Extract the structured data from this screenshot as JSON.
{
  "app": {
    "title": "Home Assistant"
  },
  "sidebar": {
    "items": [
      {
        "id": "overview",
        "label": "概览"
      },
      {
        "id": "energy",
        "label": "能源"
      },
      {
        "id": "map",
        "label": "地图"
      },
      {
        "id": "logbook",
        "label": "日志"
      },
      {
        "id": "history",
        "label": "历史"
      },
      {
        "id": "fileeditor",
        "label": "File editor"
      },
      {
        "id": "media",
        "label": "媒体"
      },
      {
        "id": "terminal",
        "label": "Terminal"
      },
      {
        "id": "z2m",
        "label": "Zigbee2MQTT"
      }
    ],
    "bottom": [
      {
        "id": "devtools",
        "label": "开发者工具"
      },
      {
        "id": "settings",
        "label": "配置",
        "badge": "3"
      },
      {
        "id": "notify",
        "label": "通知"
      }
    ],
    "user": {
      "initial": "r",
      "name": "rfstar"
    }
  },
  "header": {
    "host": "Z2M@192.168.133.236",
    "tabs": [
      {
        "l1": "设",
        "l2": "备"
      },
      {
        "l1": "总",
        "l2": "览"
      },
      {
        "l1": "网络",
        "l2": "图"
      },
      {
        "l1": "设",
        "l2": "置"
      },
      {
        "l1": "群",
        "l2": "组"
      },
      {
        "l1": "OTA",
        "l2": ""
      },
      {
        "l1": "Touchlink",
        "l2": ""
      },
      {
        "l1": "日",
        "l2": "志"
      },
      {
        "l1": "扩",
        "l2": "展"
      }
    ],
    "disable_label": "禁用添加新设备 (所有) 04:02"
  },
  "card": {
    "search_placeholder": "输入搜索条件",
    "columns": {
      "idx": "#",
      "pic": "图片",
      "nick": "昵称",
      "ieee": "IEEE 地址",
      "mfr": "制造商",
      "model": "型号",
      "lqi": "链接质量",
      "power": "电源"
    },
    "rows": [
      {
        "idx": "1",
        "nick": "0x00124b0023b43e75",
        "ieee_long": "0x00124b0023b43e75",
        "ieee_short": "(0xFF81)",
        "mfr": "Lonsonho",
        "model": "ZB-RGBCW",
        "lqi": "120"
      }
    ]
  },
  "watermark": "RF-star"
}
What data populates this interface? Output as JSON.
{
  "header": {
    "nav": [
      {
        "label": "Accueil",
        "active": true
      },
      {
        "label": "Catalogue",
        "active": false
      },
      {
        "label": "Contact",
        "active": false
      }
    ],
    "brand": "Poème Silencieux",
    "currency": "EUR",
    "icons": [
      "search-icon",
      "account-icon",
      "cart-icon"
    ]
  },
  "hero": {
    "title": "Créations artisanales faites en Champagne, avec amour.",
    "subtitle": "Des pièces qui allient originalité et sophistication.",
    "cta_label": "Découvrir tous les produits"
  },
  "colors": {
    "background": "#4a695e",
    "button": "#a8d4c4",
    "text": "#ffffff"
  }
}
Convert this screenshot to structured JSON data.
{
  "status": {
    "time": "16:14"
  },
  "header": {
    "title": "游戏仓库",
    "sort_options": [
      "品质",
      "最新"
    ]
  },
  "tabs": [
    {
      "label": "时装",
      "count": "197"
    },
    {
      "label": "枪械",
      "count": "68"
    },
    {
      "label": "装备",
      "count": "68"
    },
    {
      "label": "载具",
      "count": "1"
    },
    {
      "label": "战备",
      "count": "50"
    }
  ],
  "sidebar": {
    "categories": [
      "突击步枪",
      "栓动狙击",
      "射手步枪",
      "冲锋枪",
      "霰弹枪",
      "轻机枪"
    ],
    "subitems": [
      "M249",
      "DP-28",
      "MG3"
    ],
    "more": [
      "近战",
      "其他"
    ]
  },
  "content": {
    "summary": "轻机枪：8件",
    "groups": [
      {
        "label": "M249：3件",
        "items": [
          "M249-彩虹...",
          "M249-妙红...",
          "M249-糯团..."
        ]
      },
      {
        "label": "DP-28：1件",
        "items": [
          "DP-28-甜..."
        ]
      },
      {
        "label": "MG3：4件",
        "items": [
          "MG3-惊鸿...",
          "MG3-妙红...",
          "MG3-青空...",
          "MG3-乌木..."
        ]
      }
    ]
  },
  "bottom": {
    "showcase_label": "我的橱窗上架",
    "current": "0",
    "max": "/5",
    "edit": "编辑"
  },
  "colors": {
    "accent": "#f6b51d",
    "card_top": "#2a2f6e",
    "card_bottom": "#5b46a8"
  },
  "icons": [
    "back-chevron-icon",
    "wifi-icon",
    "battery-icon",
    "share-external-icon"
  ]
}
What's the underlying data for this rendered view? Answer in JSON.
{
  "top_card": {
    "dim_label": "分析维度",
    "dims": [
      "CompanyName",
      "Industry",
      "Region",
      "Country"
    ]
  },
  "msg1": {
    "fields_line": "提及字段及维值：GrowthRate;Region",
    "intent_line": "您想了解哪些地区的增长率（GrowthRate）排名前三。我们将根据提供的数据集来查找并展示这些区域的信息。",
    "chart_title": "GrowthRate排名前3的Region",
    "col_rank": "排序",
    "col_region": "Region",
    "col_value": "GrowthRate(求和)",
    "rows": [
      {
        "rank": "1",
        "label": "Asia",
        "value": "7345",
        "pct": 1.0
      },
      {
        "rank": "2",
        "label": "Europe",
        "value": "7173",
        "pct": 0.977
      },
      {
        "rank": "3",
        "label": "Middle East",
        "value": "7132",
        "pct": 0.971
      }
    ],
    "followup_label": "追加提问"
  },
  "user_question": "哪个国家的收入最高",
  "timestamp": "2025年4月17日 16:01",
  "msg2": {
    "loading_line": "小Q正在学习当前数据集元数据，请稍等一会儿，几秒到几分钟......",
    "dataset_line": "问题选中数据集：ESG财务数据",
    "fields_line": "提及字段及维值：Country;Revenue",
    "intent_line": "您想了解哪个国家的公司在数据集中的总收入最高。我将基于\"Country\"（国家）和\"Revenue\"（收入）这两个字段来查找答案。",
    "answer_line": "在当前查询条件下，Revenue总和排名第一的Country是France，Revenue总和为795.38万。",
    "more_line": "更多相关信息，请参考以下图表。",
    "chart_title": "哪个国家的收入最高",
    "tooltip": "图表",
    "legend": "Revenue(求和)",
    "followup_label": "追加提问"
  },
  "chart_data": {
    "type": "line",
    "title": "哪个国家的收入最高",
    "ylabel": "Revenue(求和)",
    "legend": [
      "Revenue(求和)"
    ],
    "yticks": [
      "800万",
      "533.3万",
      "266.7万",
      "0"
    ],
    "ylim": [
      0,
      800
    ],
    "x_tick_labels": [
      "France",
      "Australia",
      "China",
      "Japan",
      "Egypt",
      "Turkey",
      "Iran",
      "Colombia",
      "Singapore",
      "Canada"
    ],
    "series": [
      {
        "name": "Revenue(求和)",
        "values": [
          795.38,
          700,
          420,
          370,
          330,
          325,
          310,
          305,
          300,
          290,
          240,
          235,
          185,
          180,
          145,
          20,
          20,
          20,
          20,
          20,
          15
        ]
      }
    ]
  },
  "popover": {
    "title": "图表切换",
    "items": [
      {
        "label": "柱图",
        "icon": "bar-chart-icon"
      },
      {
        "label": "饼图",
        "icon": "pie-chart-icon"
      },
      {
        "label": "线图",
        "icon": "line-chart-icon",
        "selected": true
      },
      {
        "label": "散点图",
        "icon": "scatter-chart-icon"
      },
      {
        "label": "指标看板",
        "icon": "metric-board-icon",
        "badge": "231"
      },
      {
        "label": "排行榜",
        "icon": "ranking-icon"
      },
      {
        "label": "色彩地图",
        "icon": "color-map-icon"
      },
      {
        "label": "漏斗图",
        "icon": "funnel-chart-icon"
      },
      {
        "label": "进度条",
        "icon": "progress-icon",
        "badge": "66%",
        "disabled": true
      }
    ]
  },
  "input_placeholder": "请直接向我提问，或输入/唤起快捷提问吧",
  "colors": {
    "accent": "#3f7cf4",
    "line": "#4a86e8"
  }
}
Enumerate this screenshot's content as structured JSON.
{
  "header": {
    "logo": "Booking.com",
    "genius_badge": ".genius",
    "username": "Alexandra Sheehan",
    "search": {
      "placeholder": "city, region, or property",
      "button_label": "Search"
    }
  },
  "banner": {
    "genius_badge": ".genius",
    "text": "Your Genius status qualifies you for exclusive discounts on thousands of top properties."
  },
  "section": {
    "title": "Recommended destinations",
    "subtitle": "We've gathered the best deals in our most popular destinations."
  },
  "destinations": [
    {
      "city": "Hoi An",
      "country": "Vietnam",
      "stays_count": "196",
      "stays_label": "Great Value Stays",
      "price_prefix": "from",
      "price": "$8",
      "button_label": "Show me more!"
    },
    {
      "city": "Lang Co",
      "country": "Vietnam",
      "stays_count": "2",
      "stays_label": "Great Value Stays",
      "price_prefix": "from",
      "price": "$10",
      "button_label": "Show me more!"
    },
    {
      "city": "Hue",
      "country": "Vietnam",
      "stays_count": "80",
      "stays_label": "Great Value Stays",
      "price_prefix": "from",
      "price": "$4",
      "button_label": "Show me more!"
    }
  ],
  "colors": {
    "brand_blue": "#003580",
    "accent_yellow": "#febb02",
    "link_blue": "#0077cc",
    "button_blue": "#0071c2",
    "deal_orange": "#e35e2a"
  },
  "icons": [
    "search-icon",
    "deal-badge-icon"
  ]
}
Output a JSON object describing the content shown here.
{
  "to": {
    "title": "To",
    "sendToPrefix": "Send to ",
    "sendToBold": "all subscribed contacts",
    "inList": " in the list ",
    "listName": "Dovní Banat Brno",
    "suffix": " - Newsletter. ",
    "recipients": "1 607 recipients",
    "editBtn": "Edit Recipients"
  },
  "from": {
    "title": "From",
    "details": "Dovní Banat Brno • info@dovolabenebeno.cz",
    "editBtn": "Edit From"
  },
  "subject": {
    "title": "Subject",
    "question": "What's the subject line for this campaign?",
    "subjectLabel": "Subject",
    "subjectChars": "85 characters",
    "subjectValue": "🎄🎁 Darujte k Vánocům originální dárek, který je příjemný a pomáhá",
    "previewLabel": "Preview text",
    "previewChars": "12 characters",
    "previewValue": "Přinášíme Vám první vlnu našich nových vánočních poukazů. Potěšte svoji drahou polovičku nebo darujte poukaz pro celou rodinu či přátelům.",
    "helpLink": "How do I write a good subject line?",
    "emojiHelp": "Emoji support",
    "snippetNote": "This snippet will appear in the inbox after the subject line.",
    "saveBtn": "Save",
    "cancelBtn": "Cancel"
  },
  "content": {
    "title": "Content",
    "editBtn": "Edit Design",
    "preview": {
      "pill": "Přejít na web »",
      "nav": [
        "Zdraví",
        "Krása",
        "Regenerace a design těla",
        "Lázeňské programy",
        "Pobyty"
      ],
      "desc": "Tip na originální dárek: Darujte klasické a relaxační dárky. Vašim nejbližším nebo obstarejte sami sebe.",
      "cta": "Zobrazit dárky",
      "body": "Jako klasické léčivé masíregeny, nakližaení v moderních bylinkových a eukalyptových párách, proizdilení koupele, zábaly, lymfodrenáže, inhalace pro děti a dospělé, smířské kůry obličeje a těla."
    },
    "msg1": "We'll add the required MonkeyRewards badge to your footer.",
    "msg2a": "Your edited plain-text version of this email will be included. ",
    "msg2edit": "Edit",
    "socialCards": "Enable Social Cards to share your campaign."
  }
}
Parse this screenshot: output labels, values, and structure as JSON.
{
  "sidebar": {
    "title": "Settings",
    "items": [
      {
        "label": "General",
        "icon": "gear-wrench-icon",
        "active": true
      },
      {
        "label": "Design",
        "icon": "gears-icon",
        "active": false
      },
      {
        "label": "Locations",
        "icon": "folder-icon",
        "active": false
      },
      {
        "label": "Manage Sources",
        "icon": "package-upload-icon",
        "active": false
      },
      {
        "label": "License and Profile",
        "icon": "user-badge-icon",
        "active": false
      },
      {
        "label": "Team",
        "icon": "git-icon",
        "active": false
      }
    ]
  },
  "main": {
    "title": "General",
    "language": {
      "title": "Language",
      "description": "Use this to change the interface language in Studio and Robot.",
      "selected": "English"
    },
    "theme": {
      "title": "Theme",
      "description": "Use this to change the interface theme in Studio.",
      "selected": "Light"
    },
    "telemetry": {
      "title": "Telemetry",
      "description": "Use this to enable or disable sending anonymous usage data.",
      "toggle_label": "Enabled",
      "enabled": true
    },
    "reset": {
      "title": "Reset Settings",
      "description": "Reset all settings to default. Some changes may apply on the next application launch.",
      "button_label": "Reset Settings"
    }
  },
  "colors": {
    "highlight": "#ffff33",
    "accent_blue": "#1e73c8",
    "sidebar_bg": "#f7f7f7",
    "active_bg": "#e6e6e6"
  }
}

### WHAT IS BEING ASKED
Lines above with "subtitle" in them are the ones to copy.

### SOLUTION TO THIS TASK
    "subtitle": "Des pièces qui allient originalité et sophistication.",
    "subtitle": "We've gathered the best deals in our most popular destinations."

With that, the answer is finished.